17. Will my landlord be notified?
No, unless you have been evicted or are moving and need to include your landlord as a creditor in your Bankruptcy.
18. Will my bank accounts be affected?
Typically not. However, if you owe your bank or credit union money (your bank or credit union is an unsecured creditor), close the account and move to a bank where you owe nothing. Otherwise, at time of filing, your bank could offset or freeze your account.
19. Does Chapter 7 or 13 stop lawsuits and judgments?
Yes, immediately when we file your case.
20. How often can I file a Bankruptcy?
Chapter 7 bankruptcy allows 1 discharge every 8 years. Chapter 13 Bankruptcy lets you file as often as needed, if filed in good faith and 70% of unsecured debts were paid in a previously discharged Chapter 13.
21. What about back spousal or child support?
In a Chapter 13 case you pay back child and spousal support in full, without further interest, in your payment plan. In a Chapter 7 case, child and spousal support is not dischargeable.
22. What about back taxes?
In a Chapter 13 Bankruptcy you pay back taxes without interest, or further penalties over the course of your payment plan.
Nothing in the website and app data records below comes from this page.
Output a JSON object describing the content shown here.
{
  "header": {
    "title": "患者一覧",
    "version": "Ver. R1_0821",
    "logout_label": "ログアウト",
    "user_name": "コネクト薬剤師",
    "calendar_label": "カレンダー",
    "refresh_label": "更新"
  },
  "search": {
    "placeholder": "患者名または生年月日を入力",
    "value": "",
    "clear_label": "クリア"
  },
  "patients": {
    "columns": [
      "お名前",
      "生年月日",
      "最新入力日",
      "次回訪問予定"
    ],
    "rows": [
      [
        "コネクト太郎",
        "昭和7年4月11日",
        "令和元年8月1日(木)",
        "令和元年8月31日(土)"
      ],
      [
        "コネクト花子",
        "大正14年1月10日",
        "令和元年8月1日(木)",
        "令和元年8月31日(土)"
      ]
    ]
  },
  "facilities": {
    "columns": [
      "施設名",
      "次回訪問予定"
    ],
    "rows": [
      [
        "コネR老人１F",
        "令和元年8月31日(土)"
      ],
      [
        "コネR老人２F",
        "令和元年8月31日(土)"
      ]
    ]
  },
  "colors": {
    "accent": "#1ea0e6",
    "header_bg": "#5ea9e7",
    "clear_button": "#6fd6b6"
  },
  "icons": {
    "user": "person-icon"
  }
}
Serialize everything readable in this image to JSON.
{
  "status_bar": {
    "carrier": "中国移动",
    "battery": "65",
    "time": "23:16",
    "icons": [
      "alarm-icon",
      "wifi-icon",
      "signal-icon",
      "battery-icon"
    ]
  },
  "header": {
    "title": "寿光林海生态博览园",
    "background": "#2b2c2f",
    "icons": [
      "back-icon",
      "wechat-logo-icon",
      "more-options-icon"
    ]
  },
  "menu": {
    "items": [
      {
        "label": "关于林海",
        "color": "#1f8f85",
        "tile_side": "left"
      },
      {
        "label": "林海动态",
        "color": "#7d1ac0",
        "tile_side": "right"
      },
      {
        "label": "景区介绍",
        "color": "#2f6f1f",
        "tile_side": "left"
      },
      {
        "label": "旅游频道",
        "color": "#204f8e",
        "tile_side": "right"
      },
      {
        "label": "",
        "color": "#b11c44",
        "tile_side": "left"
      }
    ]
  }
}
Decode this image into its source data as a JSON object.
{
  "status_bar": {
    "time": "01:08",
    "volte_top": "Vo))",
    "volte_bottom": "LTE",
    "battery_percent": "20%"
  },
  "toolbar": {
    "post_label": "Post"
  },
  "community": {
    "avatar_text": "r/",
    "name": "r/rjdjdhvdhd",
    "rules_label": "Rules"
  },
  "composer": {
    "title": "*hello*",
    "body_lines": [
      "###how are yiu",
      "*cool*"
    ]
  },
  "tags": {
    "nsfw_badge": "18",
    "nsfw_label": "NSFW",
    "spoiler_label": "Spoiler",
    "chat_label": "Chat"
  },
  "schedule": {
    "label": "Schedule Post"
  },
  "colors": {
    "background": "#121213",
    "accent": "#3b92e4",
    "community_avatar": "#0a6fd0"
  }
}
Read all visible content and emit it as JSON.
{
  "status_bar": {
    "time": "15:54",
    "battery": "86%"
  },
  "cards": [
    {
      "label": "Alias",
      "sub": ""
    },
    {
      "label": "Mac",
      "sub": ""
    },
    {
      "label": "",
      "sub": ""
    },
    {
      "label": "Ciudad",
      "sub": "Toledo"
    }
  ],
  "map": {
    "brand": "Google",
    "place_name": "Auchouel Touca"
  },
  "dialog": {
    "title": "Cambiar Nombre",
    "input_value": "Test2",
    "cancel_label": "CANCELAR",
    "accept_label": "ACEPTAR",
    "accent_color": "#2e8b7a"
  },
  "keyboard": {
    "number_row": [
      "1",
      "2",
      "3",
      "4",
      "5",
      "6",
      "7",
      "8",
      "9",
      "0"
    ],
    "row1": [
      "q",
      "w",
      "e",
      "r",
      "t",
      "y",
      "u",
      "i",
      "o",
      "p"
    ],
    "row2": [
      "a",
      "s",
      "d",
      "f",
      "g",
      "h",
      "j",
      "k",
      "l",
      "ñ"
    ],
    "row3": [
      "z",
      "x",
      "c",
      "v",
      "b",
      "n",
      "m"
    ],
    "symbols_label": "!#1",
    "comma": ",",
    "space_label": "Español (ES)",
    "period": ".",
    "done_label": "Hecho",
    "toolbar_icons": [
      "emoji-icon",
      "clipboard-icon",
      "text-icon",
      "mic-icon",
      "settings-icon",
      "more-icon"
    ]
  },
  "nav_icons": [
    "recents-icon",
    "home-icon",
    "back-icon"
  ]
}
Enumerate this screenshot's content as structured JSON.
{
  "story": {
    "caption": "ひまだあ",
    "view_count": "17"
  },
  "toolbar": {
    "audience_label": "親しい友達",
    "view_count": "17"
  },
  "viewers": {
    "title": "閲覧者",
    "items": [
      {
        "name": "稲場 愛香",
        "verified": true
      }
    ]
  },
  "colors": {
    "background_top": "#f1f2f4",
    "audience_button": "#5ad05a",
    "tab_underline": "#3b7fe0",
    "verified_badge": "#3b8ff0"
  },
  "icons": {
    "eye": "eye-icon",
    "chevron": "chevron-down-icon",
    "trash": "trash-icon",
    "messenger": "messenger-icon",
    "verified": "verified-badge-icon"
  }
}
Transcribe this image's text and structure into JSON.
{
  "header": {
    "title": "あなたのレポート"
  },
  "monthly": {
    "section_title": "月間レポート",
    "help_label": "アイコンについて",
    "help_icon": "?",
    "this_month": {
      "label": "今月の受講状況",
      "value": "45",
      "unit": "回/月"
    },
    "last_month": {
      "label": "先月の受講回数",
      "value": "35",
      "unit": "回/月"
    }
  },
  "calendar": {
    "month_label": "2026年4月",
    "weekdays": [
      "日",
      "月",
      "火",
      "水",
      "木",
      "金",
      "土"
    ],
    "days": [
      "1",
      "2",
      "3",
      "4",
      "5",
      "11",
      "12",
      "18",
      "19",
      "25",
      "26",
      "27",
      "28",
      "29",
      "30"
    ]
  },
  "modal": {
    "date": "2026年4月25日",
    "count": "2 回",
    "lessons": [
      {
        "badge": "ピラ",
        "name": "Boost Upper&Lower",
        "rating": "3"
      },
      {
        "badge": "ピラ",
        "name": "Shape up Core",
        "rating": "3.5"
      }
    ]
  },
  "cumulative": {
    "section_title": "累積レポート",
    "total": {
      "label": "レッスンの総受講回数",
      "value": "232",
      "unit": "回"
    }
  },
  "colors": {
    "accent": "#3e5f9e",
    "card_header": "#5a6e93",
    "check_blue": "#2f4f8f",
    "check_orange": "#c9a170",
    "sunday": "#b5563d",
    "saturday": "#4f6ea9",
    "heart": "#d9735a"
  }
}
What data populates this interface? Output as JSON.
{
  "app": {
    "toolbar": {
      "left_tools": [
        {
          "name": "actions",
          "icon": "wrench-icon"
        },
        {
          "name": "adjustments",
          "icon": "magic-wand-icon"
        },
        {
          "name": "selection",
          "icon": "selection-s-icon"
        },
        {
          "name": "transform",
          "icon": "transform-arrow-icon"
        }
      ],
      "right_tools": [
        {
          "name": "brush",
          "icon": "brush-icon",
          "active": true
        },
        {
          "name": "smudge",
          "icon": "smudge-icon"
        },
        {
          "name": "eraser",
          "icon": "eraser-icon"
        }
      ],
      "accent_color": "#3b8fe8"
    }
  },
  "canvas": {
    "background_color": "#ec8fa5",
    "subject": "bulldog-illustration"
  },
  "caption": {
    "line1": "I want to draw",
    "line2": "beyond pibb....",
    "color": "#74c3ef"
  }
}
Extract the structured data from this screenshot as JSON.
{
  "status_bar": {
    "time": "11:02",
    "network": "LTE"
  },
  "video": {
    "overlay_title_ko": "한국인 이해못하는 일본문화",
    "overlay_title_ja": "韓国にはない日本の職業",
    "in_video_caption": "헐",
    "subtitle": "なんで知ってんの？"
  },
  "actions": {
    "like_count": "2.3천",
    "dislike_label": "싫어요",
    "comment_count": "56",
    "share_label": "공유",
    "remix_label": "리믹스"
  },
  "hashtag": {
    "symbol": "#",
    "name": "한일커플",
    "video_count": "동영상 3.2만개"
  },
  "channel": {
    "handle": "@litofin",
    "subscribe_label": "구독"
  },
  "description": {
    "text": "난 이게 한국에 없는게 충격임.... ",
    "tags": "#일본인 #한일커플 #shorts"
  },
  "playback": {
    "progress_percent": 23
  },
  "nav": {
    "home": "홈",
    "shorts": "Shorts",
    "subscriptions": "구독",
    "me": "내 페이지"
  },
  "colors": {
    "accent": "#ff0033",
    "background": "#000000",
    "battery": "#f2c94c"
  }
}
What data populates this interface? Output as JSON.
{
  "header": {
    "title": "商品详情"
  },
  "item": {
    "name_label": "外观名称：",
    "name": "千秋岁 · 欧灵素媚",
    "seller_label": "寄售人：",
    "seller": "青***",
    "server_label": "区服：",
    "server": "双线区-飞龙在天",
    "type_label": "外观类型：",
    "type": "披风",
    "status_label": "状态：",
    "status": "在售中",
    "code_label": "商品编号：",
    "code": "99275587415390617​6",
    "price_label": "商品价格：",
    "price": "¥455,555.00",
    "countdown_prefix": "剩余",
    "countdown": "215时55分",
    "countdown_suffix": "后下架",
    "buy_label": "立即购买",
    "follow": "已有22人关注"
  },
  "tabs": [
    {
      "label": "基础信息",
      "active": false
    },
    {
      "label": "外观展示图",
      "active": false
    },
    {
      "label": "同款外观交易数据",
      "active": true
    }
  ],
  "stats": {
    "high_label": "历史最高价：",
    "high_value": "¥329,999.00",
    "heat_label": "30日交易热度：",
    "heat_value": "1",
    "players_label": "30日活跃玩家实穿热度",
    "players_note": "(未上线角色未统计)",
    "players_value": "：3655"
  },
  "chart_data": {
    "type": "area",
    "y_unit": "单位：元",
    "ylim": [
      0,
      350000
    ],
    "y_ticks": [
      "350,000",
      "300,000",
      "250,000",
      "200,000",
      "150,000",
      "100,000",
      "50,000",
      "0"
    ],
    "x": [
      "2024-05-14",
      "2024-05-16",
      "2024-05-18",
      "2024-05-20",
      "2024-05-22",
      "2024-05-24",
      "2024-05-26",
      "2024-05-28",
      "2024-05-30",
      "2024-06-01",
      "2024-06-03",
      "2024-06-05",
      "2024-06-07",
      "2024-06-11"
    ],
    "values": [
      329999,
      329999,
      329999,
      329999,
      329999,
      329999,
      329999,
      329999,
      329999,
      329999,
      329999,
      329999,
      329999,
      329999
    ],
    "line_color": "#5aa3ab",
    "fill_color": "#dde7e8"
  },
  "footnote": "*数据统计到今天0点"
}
In Chapter 7 - Bankruptcy, secured taxes, such as property taxes, cannot be discharged. However, unsecured, personal income taxes may be discharged if the taxes are 3 years old, you filed timely, you have not been assessed the taxes in the prior 240 days and you have not entered into a written "offer in compromise" to settle the debt.
24. Can Bankruptcy help with delinquent student loans?
In a Chapter 13 Bankruptcy you can pay student loans in your payment plan. In Chapter 7 Bankruptcy, student loans are generally not dischargeable (there are some rare instances where an extreme hardship may render student loans dischargeable).
25. Can I use or obtain credit during my Chapter 7 or 13?
No, not until you receive your discharge notice. In Chapter 13 - Debt Consolidation you must get court permission to incur debt over $250, except in emergencies.
26. How long will I be in Chapter 7 or 13?
Chapter 7 Bankruptcy usually takes about 4-5 months, although your creditors cannot attempt to collect on the debts once your case is filed. A Chapter 13 case takes from 3 to 5 years to complete.